Easing Ukrainian Tensions Doesn't Halt Oil Rally

Liubov Georges
By  Liubov Georges , DTN Energy Reporter

WASHINGTON (DTN) -- Following an explosive rally triggered by fears of an imminent Russian invasion in the Ukraine and potential disruption to European gas supplies, oil futures nearest delivery on the New York Mercantile Exchange and Brent crude traded on the Intercontinental Exchange advanced early Thursday following an offer of a "diplomatic path" out of the crisis from the United States and the North Atlantic Treaty Organization -- a move Russia described as a positive step to diffuse the tensions.

Although details of the U.S. and NATO response to Russia's security concerns were not made public, the offer of "enhanced dialogue and political solution" over the Ukrainian crisis clearly eased tensions with the Kremlin. Russia's foreign minister Sergei Lavrov said this morning that it will take some time for Moscow to analyze NATO's response and it would not rush to make any decision.

"There will be working-level contacts between Russia and the United States, after which Putin and Biden will decide whether or not they need to speak," Russia's top diplomat added.

Moscow has demanded security guarantees that Ukraine would never join NATO, and that the alliance stops its eastward expansion -- an ultimatum in conflict with the NATO's core principles of open doors and self-determination. NATO Secretary-General Jens Stoltenberg, however, has given the clearest hint yet on where the alliance stands regarding Ukraine's potential membership, saying "decisions on new members have to be made by consensus among 30 allies and the country that chooses or not chooses to join the NATO."

Germany, the European Union's largest economy, has so far refused to send weapons to the Ukraine, saying there could never be a military solution to this crisis.

Germany draws more than half of its gas imports from Russia against around 40% on average for the European Union, according to EU's statistics agency Eurostat. That alone limits options to sanction Moscow should it invade Ukraine considering the risk Moscow could retaliate by cutting off the supply. Nord Stream 2 -- the natural gas pipeline completed late last year that still awaits formal approval by German regulators, would double the capacity for Russian gas exports to the country.

The geopolitical concerns for oil futures comes ahead of a handful of economic data, with investors awaiting the release of the first estimate of U.S. gross domestic product for the fourth quarter and durable goods orders for the final month of 2021, with both reports on tap for an 8:30 AM ET release. Economists forecast annualized growth for the U.S. economy expanded by 5.4% from October to December, more than twice as fast as the 2.3% pace in the previous quarter, while the Atlanta Federal District Bank's GDPNow model estimates annualized growth at 5.1% for the reviewed quarter. However, roaring growth in the final months of 2021 shows signs of slowing in the first half of 2022 amid several headwinds.

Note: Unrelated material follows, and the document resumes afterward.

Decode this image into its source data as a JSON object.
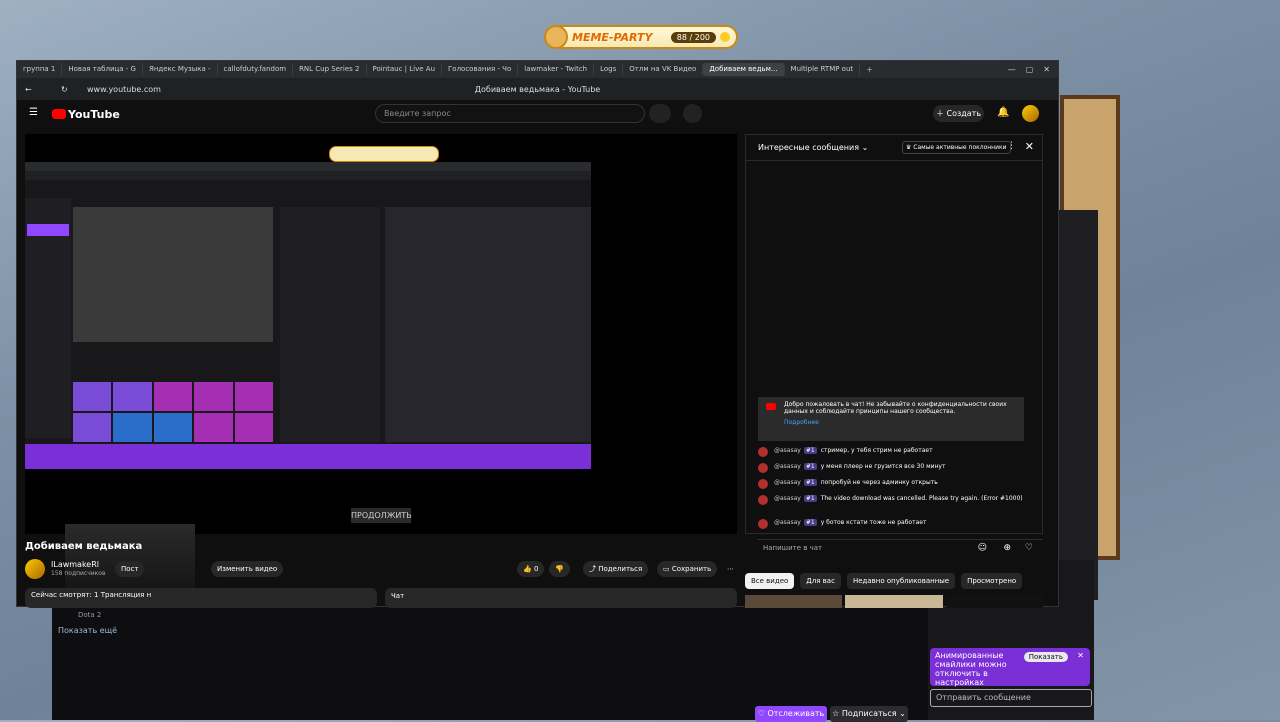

High-frequency data suggests U.S. economic growth softened in the first weeks of the year, hammered by the vicious spread of Omicron and worker absenteeism amid ever-changing quarantine guidelines from the U.S. Centers for Disease Control and Prevention. Weekly jobless claims jumped by more than 40% to 286,000 in the first three weeks of January, with fresh data to be released this morning. Consumer sentiment has weakened once again at the start of the year as inflation surged to the highest level in 40 years at 7% in December.

Against this backdrop, U.S. Federal Reserve signaled it was readying the first interest rate hike in more than three years later in the first quarter, as it unwinds ultra-easy monetary policy. Beginning in February, the Fed will increase its holdings of Treasury securities by at least $20 billion per month and mortgageâ??backed securities by at least $10 billion per month, reducing total monthly purchases by $30 billion.

"With inflation well above 2% and a strong labor market, the Committee expects it will soon be appropriate to raise the target range for the federal funds rate," the Federal Open Market Committee said in a statement Wednesday afternoon following their two-day monetary policy meeting.

At a post-meeting news conference, Fed Chairman Jerome Powell added that "there's quite a bit of room to raise interest rates without threatening the labor market. We don't rule out raising rates at every FOMC meeting."

In early trade, West Texas Intermediate futures for March delivery advanced $0.88 to trade near $88.24 per barrel (bbl), and international crude benchmark Brent crude jumped above $90 bbl, gaining $0.93 in overnight trade. NYMEX February RBOB futures rallied 2.15 cents to $2.5442 gallon, and the front-month ULSD contract surged 2.8 cents to $2.7720 gallon.

Liubov Georges can be reached at liubov.georges@dtn.com

Liubov Georges